Dr. Jekyll: "Oh, but isn't that true? Wouldn't we be hypocrites if we didn't admit that? After all, we've all had thoughts that we, uh, didn't want published or shouted out loud and we certainly have had desires that are not confined to a drawing room. Why, as Christians, we admit that man is created weal. That's a perfectly honest problem. Why don't we face it?"

Friday, September 2, 2011


(December 1931, U.S.)

By the time 1932 rolls around, the so-called "talkie" is all the rage and so is the monster movie. Universal Pictures commands the reigns with hits like DRACULA, FRANKENSTEIN, THE MUMMY and THE INVISIBLE MAN. So naturally, Paramount Pictures would likely compete with their latest version of DR. JEKYLL AND MR. HYDE; this time with Frederic March playing the good (and bad) doctor.

By now, this is the EIGHTH version of Robert Louis Stevenson's famed novel to come to the screen. So perhaps I won't even bother going into the plot because I think I can safely assume you're all familiar, right? Instead, with this version, what I'll try to do is focus more on the psychology and philosophy behind its premise of man's dual persona of decent morality and the uninhibited desire to express his dark and ugly side. From the beginning, Dr. Henry Jekyll (pronounced "Jeekyll" for some mysterious reason in this version - don't know why) is very clear on his theories and philosophies of man's dual or "split" personality and I have to say that it's almost conspiracy-like in the way that all those around him refuse to believe such propositions of man's being. The decent man that we know Dr. Jekyll to be is conflicted with not only the need to prove those around him wrong, but to also reject the lust he feels towards women of less desirability simple because it's the decent thing to do (or not do) or as those around him put it, "It isn't done." Well, once he's transformed into Mr. Hyde, not only is it DONE, but you can almost condone the mischief and mayhem he cause because it's a rage against the moral machine of conformity that seeks to dominate his existence.
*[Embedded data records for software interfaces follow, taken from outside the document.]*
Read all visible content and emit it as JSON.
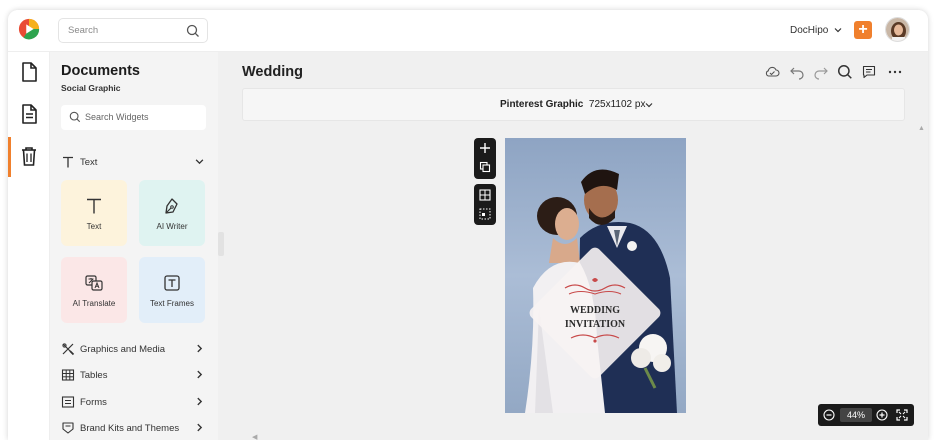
{
  "header": {
    "search_placeholder": "Search",
    "account_name": "DocHipo",
    "add_label": "+"
  },
  "rail": {
    "items": [
      "documents-icon",
      "widgets-icon",
      "trash-icon"
    ],
    "active": "widgets-icon"
  },
  "panel": {
    "title": "Documents",
    "subtitle": "Social Graphic",
    "search_placeholder": "Search Widgets",
    "text_section": "Text",
    "cards": [
      {
        "label": "Text",
        "bg": "#fdf3dc"
      },
      {
        "label": "AI Writer",
        "bg": "#dff3f1"
      },
      {
        "label": "AI Translate",
        "bg": "#fbe7e7"
      },
      {
        "label": "Text Frames",
        "bg": "#e2eef9"
      }
    ],
    "sections": [
      "Graphics and Media",
      "Tables",
      "Forms",
      "Brand Kits and Themes"
    ]
  },
  "main": {
    "doc_title": "Wedding",
    "format_name": "Pinterest Graphic",
    "format_size": "725x1102 px",
    "zoom": "44%"
  },
  "design": {
    "line1": "WEDDING",
    "line2": "INVITATION",
    "accent": "#c84a4a"
  },
  "colors": {
    "brand_orange": "#f0802d"
  }
}
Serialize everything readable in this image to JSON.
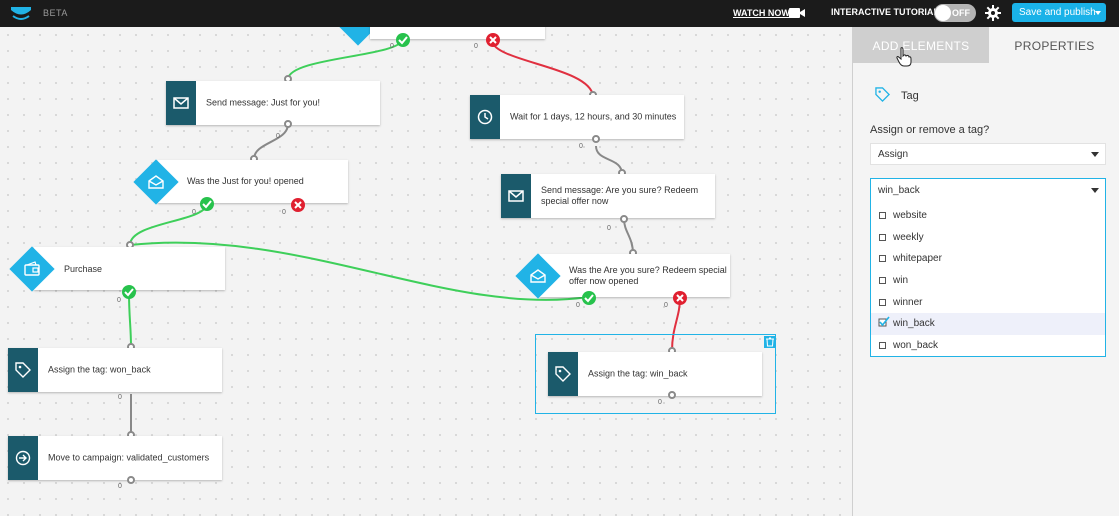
{
  "topbar": {
    "beta": "BETA",
    "watch_now": "WATCH NOW",
    "tutorial_label": "INTERACTIVE TUTORIAL",
    "toggle_state": "OFF",
    "publish": "Save and publish",
    "icons": [
      "logo-icon",
      "video-camera-icon",
      "gear-icon",
      "caret-down-icon"
    ]
  },
  "canvas": {
    "nodes": {
      "send_just_for_you": "Send message: Just for you!",
      "wait": "Wait for 1 days, 12 hours, and 30 minutes",
      "send_are_you_sure": "Send message: Are you sure? Redeem special offer now",
      "cond_opened": "Was the Just for you! opened",
      "purchase": "Purchase",
      "cond_are_you_sure": "Was the Are you sure? Redeem special offer now opened",
      "assign_won_back": "Assign the tag: won_back",
      "assign_win_back": "Assign the tag: win_back",
      "move_campaign": "Move to campaign: validated_customers"
    },
    "counter": "0",
    "colors": {
      "yes": "#27c24c",
      "no": "#e02030",
      "node_icon": "#1b5a6b",
      "accent": "#21b3e6"
    }
  },
  "panel": {
    "tabs": [
      "ADD ELEMENTS",
      "PROPERTIES"
    ],
    "element_name": "Tag",
    "question": "Assign or remove a tag?",
    "action_value": "Assign",
    "tag_value": "win_back",
    "options": [
      "website",
      "weekly",
      "whitepaper",
      "win",
      "winner",
      "win_back",
      "won_back"
    ],
    "selected_option": "win_back"
  }
}
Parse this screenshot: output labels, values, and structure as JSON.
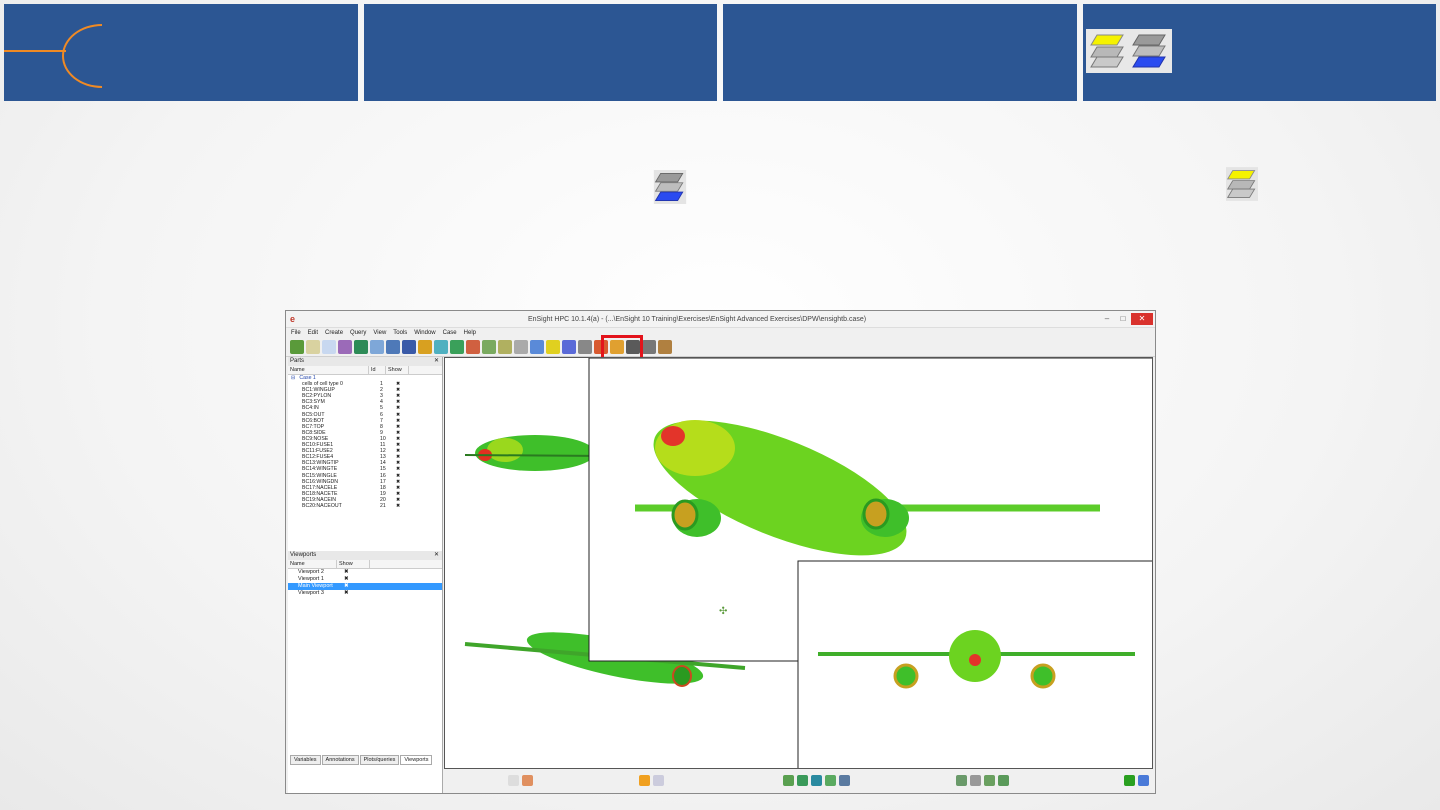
{
  "app": {
    "title": "EnSight HPC 10.1.4(a) - (...\\EnSight 10 Training\\Exercises\\EnSight Advanced Exercises\\DPW\\ensightb.case)",
    "menu": [
      "File",
      "Edit",
      "Create",
      "Query",
      "View",
      "Tools",
      "Window",
      "Case",
      "Help"
    ]
  },
  "parts_panel": {
    "title": "Parts",
    "columns": [
      "Name",
      "Id",
      "Show"
    ],
    "case_label": "Case 1",
    "rows": [
      {
        "name": "cells of cell type 0",
        "id": "1"
      },
      {
        "name": "BC1:WINGUP",
        "id": "2"
      },
      {
        "name": "BC2:PYLON",
        "id": "3"
      },
      {
        "name": "BC3:SYM",
        "id": "4"
      },
      {
        "name": "BC4:IN",
        "id": "5"
      },
      {
        "name": "BC5:OUT",
        "id": "6"
      },
      {
        "name": "BC6:BOT",
        "id": "7"
      },
      {
        "name": "BC7:TOP",
        "id": "8"
      },
      {
        "name": "BC8:SIDE",
        "id": "9"
      },
      {
        "name": "BC9:NOSE",
        "id": "10"
      },
      {
        "name": "BC10:FUSE1",
        "id": "11"
      },
      {
        "name": "BC11:FUSE2",
        "id": "12"
      },
      {
        "name": "BC12:FUSE4",
        "id": "13"
      },
      {
        "name": "BC13:WINGTIP",
        "id": "14"
      },
      {
        "name": "BC14:WINGTE",
        "id": "15"
      },
      {
        "name": "BC15:WINGLE",
        "id": "16"
      },
      {
        "name": "BC16:WINGDN",
        "id": "17"
      },
      {
        "name": "BC17:NACELE",
        "id": "18"
      },
      {
        "name": "BC18:NACETE",
        "id": "19"
      },
      {
        "name": "BC19:NACEIN",
        "id": "20"
      },
      {
        "name": "BC20:NACEOUT",
        "id": "21"
      }
    ]
  },
  "viewports_panel": {
    "title": "Viewports",
    "columns": [
      "Name",
      "Show"
    ],
    "rows": [
      {
        "name": "Viewport 2",
        "selected": false
      },
      {
        "name": "Viewport 1",
        "selected": false
      },
      {
        "name": "Main Viewport",
        "selected": true
      },
      {
        "name": "Viewport 3",
        "selected": false
      }
    ]
  },
  "bottom_tabs": [
    "Variables",
    "Annotations",
    "Plots/queries",
    "Viewports"
  ],
  "colors": {
    "banner": "#2c5693",
    "accent_orange": "#f08a24",
    "highlight": "#e3131b",
    "selection": "#3399ff"
  },
  "icons": {
    "layer_front": "layer-stack-yellow-top-icon",
    "layer_back": "layer-stack-blue-bottom-icon"
  }
}
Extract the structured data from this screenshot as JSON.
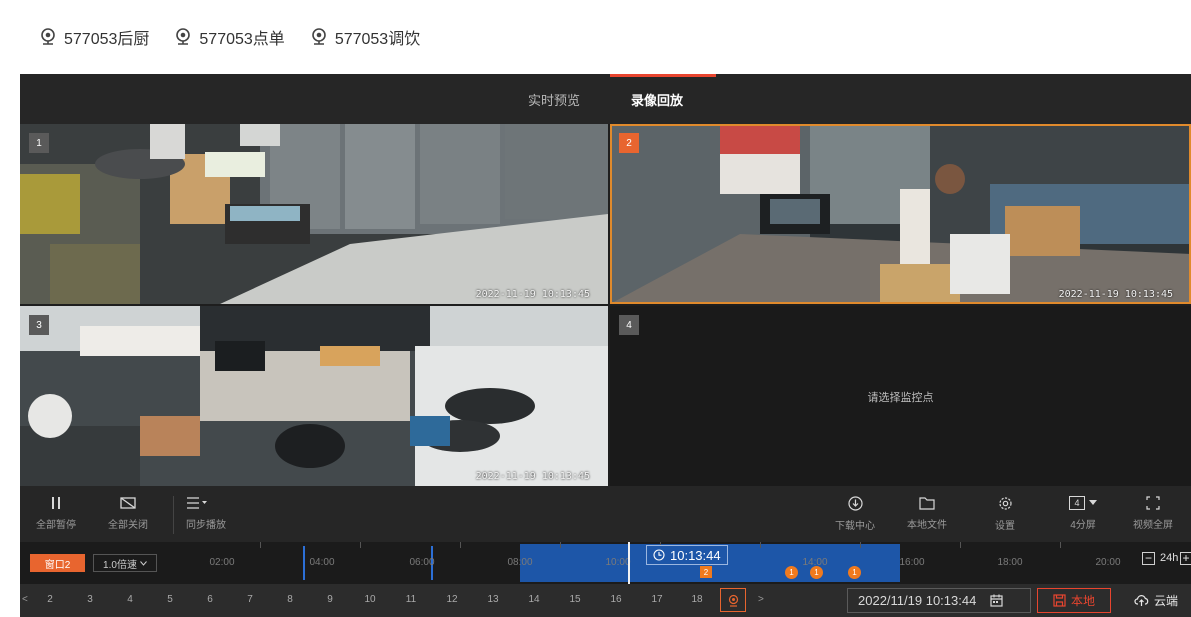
{
  "camera_tabs": [
    {
      "label": "577053后厨",
      "icon": "webcam-icon"
    },
    {
      "label": "577053点单",
      "icon": "webcam-icon"
    },
    {
      "label": "577053调饮",
      "icon": "webcam-icon"
    }
  ],
  "mode_tabs": {
    "live_label": "实时预览",
    "playback_label": "录像回放",
    "active": "playback"
  },
  "panes": [
    {
      "number": "1",
      "timestamp": "2022-11-19 10:13:45",
      "selected": false
    },
    {
      "number": "2",
      "timestamp": "2022-11-19 10:13:45",
      "selected": true
    },
    {
      "number": "3",
      "timestamp": "2022-11-19 10:13:45",
      "selected": false
    },
    {
      "number": "4",
      "empty_text": "请选择监控点",
      "selected": false
    }
  ],
  "controls": {
    "pause_all": "全部暂停",
    "close_all": "全部关闭",
    "sync_play": "同步播放",
    "download_center": "下载中心",
    "local_files": "本地文件",
    "settings": "设置",
    "layout_value": "4",
    "layout_label": "4分屏",
    "fullscreen": "视频全屏"
  },
  "timeline": {
    "window_label": "窗口2",
    "speed_label": "1.0倍速",
    "hours": [
      "02:00",
      "04:00",
      "06:00",
      "08:00",
      "10:00",
      "14:00",
      "16:00",
      "18:00",
      "20:00"
    ],
    "current_time": "10:13:44",
    "selected_marker": "2",
    "event_markers": [
      "1",
      "1",
      "1"
    ],
    "zoom_label": "24h",
    "zoom_out": "−",
    "zoom_in": "+"
  },
  "pagination": {
    "prev": "<",
    "pages": [
      "2",
      "3",
      "4",
      "5",
      "6",
      "7",
      "8",
      "9",
      "10",
      "11",
      "12",
      "13",
      "14",
      "15",
      "16",
      "17",
      "18"
    ],
    "next": ">"
  },
  "date_field": {
    "value": "2022/11/19 10:13:44"
  },
  "storage": {
    "local_label": "本地",
    "cloud_label": "云端"
  },
  "colors": {
    "accent": "#e8652f",
    "timeline_blue": "#1d56a8",
    "dark_bg": "#1e1e1e"
  }
}
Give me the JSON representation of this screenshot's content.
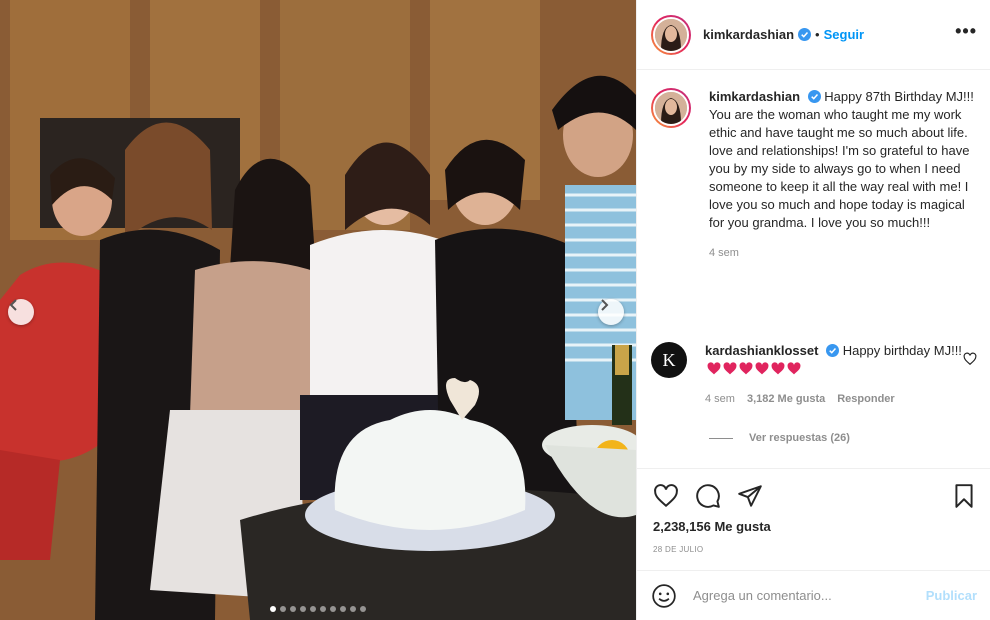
{
  "header": {
    "username": "kimkardashian",
    "separator": "•",
    "follow_label": "Seguir",
    "more_icon": "more-horizontal-icon"
  },
  "caption": {
    "username": "kimkardashian",
    "text": "Happy 87th Birthday MJ!!! You are the woman who taught me my work ethic and have taught me so much about life. love and relationships! I'm so grateful to have you by my side to always go to when I need someone to keep it all the way real with me! I love you so much and hope today is magical for you grandma. I love you so much!!!",
    "time": "4 sem"
  },
  "comment": {
    "username": "kardashianklosset",
    "avatar_letter": "K",
    "text": "Happy birthday MJ!!!",
    "time": "4 sem",
    "likes": "3,182 Me gusta",
    "reply_label": "Responder",
    "view_replies": "Ver respuestas (26)"
  },
  "post": {
    "likes": "2,238,156 Me gusta",
    "date": "28 DE JULIO"
  },
  "add_comment": {
    "placeholder": "Agrega un comentario...",
    "publish_label": "Publicar"
  },
  "carousel": {
    "total_slides": 10,
    "active_index": 0
  },
  "colors": {
    "accent": "#0095f6",
    "publish_disabled": "#b2dffc",
    "verified": "#3897f0",
    "heart_emoji": "#e0245e"
  }
}
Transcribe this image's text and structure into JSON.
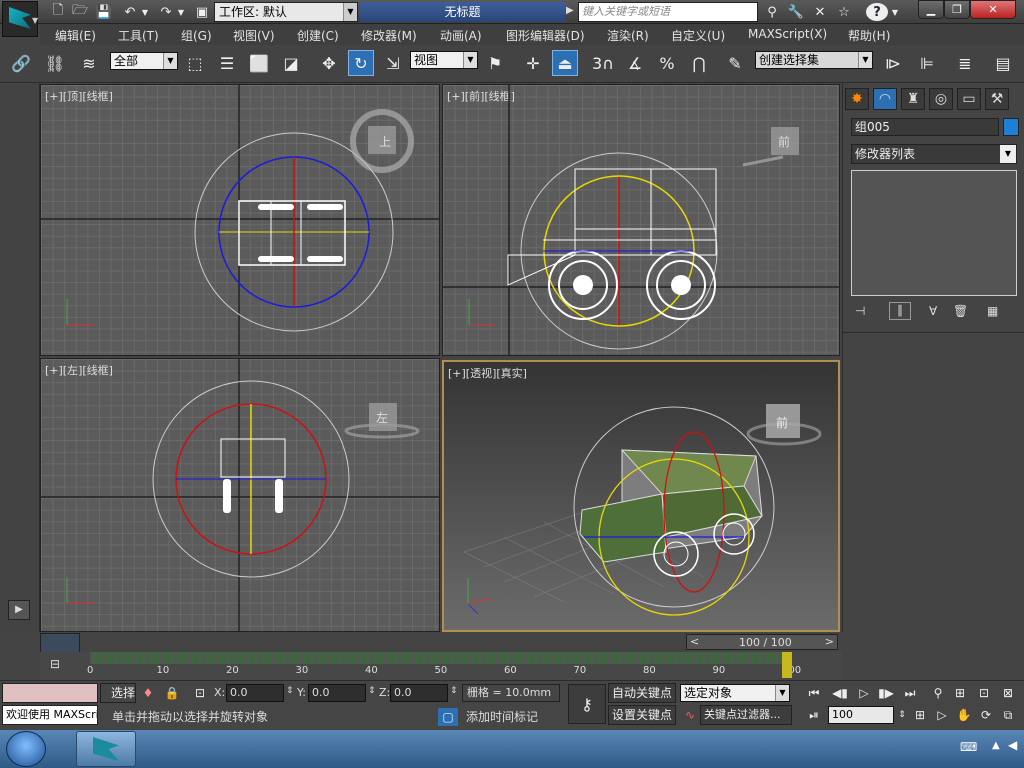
{
  "title_bar": {
    "workspace_label": "工作区: 默认",
    "document_title": "无标题",
    "search_placeholder": "键入关键字或短语",
    "help_label": "?"
  },
  "menu": [
    "编辑(E)",
    "工具(T)",
    "组(G)",
    "视图(V)",
    "创建(C)",
    "修改器(M)",
    "动画(A)",
    "图形编辑器(D)",
    "渲染(R)",
    "自定义(U)",
    "MAXScript(X)",
    "帮助(H)"
  ],
  "toolbar": {
    "selection_filter": "全部",
    "reference_coord": "视图",
    "snap_angle_label": "3",
    "named_selection_placeholder": "创建选择集"
  },
  "viewports": {
    "top": {
      "label": "[+][顶][线框]",
      "cube_face": "上"
    },
    "front": {
      "label": "[+][前][线框]",
      "cube_face": "前"
    },
    "left": {
      "label": "[+][左][线框]",
      "cube_face": "左"
    },
    "perspective": {
      "label": "[+][透视][真实]",
      "cube_face": "前"
    }
  },
  "command_panel": {
    "object_name": "组005",
    "object_color": "#1e7fd6",
    "modifier_list": "修改器列表"
  },
  "time_slider": {
    "frame": "100 / 100",
    "prev": "<",
    "next": ">"
  },
  "track_bar": {
    "ticks": [
      "0",
      "10",
      "20",
      "30",
      "40",
      "50",
      "60",
      "70",
      "80",
      "90",
      "100"
    ],
    "current": 100
  },
  "status": {
    "maxscript_listener": "欢迎使用 MAXScri",
    "select_label": "选择",
    "x_label": "X:",
    "x_value": "0.0",
    "y_label": "Y:",
    "y_value": "0.0",
    "z_label": "Z:",
    "z_value": "0.0",
    "grid_label": "栅格 = 10.0mm",
    "prompt": "单击并拖动以选择并旋转对象",
    "add_time_tag": "添加时间标记",
    "auto_key": "自动关键点",
    "set_key": "设置关键点",
    "key_mode_select": "选定对象",
    "key_filters": "关键点过滤器...",
    "current_frame": "100"
  },
  "colors": {
    "active_tool": "#2d6fb3",
    "selection_circle_blue": "#1a1ae0",
    "selection_circle_red": "#d01010",
    "gizmo_yellow": "#e8d800",
    "taskbar": "#3f6f9f"
  }
}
There are two particular works of the camera that I'd like to focus on for a moment and they both involve the "disolve" shot. The first one disolves from Dr. Jekyll's fiance Muriel and stays there for a long moment into the next scene, reminding the audience that Dr. Jekyll is constantaly bound to the decent moral complexities of love, marriage and honor. The second one disolves from the cheap dance hall girl Ivy and stays there for the same moment into the next scene to remind us that Jekyll is also a man conflicting with the hidden lustful desires he has for this girl and can only express when he's transformed into Mr. Hyde. It's imagery that easily captures the classic conflict of good versus evil within our souls.

As for the physical monster that is Mr. Hyde, it's difficult to judge just how scary he is. In my opinion, he looks like a cross between Lon Channey Jr. in THE WOLFMAN (1941) and the tasmanian devil from CREEPSHOW (1982). That, of course, is a scary looking monster, but it's easy to get past it because Mr. Hyde seems to come off as more of a comical mischief-maker rather than a frightening murder (but murder he does!). In watching Frederic March play Mr. Hyde, you can almost presume that Jim Carrey studied this role when he prepared to play his role in THE MASK (1994).

Favorite line or dialogue:

Mr. Hyde: "Perhaps you prefer a gentleman. One of those fine-mannered and honorable gentlemen. Those panting hypocrites who like your legs but talk about your garters."